──────── Working data

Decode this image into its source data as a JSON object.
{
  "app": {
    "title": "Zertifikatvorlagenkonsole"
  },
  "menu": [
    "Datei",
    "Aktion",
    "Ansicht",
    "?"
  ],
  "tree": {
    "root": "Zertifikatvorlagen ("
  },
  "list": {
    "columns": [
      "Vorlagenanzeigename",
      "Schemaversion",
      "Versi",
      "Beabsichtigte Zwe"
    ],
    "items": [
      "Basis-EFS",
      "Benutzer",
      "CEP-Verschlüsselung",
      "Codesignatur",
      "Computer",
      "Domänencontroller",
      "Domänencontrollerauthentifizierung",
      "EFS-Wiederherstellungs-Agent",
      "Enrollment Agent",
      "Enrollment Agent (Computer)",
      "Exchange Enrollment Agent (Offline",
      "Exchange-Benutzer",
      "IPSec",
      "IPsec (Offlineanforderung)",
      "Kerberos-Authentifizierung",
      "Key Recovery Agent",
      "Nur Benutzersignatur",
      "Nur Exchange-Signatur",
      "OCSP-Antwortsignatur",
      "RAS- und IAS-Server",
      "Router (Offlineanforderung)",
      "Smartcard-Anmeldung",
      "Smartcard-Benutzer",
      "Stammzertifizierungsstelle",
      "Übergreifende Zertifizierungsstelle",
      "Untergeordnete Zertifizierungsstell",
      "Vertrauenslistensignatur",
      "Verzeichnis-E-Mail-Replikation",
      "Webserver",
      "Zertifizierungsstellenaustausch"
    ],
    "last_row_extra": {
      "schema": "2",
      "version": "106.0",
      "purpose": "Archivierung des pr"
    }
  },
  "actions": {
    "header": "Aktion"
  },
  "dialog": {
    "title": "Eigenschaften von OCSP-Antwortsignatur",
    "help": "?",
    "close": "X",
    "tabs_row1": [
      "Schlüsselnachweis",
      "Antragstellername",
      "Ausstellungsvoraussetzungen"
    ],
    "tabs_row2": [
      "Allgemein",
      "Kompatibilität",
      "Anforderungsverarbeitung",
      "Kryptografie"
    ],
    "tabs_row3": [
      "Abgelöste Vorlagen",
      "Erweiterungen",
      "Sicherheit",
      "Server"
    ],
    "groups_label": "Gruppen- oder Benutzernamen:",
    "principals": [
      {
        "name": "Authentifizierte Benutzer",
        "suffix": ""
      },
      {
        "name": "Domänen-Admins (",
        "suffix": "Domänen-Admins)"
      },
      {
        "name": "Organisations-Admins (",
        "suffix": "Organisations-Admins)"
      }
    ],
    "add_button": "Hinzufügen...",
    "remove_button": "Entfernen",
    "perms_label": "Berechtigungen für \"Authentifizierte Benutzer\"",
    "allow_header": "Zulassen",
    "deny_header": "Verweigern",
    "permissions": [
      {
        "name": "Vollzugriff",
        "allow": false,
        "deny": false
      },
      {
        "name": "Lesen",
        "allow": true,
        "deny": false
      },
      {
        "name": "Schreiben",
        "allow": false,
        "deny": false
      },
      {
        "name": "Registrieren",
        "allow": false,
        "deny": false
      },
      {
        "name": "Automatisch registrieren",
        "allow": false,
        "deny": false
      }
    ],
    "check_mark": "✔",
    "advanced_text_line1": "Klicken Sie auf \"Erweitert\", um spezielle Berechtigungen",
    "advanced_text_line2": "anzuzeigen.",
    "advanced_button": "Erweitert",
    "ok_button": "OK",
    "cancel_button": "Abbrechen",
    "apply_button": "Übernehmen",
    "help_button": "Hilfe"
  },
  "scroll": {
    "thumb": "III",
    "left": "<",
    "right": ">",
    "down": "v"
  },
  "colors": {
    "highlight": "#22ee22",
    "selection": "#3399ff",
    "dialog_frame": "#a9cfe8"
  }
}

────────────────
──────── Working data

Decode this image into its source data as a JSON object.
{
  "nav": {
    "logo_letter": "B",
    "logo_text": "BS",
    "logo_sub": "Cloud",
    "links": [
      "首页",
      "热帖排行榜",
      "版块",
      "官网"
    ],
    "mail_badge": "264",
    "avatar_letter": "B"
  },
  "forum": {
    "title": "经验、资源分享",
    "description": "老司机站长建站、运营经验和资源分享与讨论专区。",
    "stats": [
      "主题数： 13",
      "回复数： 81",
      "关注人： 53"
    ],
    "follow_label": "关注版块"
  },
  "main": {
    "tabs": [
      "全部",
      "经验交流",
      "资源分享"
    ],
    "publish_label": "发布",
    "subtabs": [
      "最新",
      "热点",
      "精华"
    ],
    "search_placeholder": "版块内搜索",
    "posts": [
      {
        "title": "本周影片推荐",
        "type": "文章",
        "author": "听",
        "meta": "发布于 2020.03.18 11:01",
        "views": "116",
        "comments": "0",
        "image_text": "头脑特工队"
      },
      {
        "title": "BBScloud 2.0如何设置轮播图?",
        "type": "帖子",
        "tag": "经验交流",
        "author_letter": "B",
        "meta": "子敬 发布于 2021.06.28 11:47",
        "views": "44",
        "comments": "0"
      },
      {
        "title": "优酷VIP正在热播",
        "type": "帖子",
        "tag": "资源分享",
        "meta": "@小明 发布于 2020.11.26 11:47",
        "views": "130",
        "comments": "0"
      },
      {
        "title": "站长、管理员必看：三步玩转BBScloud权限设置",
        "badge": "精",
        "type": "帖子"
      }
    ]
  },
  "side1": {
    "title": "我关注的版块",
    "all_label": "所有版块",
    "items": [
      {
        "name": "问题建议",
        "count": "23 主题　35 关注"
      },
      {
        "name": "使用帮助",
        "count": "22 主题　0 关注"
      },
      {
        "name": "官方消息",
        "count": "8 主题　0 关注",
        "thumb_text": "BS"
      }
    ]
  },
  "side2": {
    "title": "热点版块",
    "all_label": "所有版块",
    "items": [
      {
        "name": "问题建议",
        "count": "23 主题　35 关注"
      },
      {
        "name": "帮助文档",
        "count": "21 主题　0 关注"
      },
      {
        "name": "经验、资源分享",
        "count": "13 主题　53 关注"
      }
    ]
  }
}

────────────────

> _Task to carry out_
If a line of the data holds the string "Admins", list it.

> _The completed task_
        "name": "Domänen-Admins (",
        "suffix": "Domänen-Admins)"
        "name": "Organisations-Admins (",
        "suffix": "Organisations-Admins)"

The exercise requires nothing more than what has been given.